Entries from a dataset of interfaces
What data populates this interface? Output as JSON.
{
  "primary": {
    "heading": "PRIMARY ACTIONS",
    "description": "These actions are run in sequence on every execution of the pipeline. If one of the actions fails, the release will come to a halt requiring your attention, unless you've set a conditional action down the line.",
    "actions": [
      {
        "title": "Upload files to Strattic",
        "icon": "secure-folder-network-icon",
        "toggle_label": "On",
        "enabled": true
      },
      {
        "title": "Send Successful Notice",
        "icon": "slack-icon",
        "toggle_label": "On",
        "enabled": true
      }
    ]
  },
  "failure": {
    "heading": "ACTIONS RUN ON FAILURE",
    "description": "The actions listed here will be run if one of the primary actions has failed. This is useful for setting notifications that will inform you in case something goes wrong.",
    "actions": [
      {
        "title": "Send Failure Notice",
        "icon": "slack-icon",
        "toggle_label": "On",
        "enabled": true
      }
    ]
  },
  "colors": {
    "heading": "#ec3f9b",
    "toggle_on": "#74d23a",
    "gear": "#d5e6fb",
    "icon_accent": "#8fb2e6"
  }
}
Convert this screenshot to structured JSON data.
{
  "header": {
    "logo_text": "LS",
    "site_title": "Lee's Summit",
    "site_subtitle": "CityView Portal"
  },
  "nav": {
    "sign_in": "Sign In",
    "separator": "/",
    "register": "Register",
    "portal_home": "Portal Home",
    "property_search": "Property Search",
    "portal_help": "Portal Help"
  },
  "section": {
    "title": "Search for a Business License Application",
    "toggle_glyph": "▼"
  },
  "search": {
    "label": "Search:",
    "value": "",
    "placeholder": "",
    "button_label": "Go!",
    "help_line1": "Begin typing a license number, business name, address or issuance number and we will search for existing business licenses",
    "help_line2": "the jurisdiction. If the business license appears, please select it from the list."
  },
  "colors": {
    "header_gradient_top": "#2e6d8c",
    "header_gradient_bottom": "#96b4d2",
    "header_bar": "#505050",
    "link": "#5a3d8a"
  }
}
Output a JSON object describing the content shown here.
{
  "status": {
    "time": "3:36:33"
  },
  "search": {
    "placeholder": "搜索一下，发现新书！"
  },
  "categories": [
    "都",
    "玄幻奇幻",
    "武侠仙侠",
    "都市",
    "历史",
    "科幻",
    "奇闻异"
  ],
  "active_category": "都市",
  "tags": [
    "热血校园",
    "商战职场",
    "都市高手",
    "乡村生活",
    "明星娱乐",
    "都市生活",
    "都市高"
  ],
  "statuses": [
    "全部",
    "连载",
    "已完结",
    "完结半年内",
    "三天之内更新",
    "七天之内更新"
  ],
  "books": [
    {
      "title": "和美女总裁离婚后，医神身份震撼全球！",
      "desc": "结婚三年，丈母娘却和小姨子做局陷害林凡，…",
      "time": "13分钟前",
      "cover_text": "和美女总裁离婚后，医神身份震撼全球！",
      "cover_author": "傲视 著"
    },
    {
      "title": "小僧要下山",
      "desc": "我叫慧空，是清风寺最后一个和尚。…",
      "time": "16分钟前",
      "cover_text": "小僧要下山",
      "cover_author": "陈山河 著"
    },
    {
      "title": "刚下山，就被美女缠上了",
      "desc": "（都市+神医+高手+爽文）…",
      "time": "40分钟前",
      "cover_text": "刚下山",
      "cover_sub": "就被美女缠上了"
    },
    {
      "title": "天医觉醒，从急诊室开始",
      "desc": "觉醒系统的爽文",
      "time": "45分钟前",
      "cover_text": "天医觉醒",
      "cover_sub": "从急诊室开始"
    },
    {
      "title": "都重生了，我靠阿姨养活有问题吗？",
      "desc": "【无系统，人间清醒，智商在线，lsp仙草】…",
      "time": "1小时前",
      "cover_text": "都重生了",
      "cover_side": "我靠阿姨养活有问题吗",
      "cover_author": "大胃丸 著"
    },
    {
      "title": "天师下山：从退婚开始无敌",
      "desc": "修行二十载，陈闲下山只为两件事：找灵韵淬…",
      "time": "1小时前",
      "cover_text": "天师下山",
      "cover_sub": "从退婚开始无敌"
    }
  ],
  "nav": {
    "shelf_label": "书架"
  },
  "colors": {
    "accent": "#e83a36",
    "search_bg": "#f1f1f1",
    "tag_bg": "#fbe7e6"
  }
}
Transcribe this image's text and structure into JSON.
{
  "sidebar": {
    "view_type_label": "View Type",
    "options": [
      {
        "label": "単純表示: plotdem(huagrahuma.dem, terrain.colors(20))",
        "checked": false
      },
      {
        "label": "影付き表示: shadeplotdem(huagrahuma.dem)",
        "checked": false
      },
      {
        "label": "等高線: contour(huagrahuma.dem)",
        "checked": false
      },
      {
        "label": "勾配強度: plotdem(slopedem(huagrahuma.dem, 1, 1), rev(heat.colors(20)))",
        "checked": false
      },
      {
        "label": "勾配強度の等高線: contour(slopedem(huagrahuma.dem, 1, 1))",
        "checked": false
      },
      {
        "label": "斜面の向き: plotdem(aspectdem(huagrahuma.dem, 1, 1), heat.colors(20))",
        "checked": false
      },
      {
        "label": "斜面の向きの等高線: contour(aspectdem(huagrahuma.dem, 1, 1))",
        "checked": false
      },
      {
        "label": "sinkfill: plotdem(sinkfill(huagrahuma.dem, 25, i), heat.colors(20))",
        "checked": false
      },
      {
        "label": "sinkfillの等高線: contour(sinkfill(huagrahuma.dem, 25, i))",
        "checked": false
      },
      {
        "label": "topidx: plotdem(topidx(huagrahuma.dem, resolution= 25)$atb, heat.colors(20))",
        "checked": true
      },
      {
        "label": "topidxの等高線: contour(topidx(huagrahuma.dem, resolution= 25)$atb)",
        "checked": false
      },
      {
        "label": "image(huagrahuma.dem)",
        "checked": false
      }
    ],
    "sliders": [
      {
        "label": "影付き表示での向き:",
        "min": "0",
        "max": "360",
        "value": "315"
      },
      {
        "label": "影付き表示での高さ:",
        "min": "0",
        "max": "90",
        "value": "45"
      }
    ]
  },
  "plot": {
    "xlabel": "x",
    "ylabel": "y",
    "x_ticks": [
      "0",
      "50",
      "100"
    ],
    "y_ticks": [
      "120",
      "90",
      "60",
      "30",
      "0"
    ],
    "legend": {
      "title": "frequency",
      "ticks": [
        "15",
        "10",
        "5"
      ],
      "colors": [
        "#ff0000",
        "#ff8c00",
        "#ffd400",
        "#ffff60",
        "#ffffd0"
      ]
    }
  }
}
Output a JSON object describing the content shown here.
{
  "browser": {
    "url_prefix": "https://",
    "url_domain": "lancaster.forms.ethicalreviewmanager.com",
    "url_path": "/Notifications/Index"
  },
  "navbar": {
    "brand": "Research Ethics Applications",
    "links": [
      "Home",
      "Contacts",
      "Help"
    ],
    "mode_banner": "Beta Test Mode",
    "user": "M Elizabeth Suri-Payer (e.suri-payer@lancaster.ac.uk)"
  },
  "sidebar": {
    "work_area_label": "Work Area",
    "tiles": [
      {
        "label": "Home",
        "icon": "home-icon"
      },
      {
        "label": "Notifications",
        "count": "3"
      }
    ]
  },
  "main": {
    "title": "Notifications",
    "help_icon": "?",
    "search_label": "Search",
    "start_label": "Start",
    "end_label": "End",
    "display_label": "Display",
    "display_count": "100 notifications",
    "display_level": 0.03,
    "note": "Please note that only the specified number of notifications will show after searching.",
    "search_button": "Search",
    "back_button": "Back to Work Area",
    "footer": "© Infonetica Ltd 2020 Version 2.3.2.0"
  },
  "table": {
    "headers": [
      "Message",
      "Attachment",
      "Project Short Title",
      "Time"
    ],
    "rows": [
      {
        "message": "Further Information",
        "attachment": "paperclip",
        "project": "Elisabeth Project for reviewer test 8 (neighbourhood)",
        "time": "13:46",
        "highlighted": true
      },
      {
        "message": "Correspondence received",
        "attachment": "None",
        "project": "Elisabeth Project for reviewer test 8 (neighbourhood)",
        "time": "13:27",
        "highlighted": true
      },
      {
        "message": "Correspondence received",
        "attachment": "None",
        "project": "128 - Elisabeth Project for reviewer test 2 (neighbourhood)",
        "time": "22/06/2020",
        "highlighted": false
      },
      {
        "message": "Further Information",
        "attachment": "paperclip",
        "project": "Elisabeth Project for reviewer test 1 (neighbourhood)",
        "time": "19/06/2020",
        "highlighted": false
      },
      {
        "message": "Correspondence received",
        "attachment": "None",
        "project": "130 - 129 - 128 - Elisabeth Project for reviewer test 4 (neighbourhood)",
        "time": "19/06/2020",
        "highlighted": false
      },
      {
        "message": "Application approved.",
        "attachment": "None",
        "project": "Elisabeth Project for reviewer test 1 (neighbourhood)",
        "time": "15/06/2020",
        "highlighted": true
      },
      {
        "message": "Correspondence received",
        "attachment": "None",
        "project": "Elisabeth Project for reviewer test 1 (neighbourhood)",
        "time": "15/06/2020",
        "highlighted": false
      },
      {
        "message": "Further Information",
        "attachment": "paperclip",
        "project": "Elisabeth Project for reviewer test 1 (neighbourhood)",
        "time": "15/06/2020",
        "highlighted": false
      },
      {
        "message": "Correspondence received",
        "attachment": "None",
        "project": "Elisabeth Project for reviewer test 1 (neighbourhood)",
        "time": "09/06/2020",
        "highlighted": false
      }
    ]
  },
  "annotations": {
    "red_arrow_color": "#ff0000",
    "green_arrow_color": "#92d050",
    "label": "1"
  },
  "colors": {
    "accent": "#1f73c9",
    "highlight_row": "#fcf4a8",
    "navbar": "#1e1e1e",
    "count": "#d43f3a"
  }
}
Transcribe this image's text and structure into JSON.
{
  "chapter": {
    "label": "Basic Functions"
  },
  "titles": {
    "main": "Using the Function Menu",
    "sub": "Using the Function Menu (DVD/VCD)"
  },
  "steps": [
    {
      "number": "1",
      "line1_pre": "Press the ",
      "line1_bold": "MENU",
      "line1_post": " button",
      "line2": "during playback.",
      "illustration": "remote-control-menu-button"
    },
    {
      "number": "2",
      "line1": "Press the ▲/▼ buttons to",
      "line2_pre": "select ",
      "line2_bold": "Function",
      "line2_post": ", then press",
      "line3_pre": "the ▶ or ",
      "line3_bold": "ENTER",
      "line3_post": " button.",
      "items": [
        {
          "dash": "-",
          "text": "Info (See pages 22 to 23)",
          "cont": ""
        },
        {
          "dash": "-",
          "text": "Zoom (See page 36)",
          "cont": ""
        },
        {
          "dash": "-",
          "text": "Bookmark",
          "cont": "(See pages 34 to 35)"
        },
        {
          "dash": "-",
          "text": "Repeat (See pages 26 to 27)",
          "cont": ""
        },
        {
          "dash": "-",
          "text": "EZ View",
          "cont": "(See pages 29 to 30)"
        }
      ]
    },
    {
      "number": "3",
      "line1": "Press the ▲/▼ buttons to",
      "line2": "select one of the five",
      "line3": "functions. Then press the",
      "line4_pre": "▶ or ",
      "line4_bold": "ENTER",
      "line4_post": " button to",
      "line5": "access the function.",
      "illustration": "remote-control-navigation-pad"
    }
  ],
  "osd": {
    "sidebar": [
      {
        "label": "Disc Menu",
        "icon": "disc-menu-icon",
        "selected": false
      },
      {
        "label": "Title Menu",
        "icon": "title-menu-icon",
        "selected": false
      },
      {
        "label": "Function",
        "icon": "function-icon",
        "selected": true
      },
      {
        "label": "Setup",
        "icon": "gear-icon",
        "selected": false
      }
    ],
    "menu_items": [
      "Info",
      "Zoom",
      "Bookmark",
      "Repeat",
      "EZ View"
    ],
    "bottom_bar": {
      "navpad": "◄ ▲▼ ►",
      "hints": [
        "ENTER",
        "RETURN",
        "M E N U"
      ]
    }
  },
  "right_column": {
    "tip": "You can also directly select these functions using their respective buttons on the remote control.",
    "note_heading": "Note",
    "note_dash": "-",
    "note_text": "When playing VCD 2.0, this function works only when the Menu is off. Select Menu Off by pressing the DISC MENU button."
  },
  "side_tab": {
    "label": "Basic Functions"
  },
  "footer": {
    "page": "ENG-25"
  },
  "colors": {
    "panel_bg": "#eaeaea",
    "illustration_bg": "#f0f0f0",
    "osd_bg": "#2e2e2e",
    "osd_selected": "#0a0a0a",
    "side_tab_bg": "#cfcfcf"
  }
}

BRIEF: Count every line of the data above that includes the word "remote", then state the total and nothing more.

RESPONSE TO THE EXERCISE: 3